Which brings us back to the large-scale Israeli attack in Latakia in December. According to the Times of Israel, videos showed massive explosions and fires raging across the port, likely from secondary explosions of Iranian munitions… For years, Israel avoided conducting strikes against the Latakia port due to the large presence of Russian forces nearby, despite Iran allegedly using the terminal to transport advanced munitions through it to its proxies in the region, notably the Lebanese Hezbollah terror group.”

Expect Iran to continue to test Russian resolve and place an ever-growing number of weapons closer and closer to Russian bases, hoping for an Israeli mistake.
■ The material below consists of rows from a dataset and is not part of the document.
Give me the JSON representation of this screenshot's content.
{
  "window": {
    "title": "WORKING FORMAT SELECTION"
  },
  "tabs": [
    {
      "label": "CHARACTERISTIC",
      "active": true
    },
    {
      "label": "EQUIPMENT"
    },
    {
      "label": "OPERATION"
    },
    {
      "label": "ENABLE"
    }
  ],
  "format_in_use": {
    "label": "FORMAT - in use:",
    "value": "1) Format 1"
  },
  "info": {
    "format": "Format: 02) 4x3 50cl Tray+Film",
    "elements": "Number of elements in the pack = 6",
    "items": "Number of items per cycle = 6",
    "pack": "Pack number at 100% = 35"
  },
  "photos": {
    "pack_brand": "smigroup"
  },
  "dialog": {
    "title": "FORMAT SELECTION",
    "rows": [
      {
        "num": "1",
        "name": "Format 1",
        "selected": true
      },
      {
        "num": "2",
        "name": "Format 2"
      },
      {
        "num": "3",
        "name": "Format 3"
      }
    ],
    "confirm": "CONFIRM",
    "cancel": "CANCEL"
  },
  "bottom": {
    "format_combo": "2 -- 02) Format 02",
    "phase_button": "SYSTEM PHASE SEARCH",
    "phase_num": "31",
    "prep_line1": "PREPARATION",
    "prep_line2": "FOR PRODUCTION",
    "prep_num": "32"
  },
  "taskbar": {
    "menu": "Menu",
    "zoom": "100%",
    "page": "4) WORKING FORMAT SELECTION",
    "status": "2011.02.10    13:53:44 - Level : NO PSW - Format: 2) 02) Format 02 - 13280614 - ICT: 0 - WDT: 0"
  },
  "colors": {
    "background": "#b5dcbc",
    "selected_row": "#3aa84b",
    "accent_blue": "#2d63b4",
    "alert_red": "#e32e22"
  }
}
Prime Minister Naftali Bennett has likely discussed this possibility with Putin, hopefully outlining contingencies if an inevitable error happens and Russians are killed. What is certain is that the US does not influence Syria, even with its soldiers still in harm’s way in eastern Syria at al-Tanf, allowing them to be target practice for Iranian militias without any meaningful response.

For the foreseeable future, this means Israel will have to walk a tightrope with Russia.

The writer is director of MEPIN (Middle East Political Information Network). He regularly briefs members of Congress and their foreign policy aides. He is the senior security editor for The Jerusalem Report.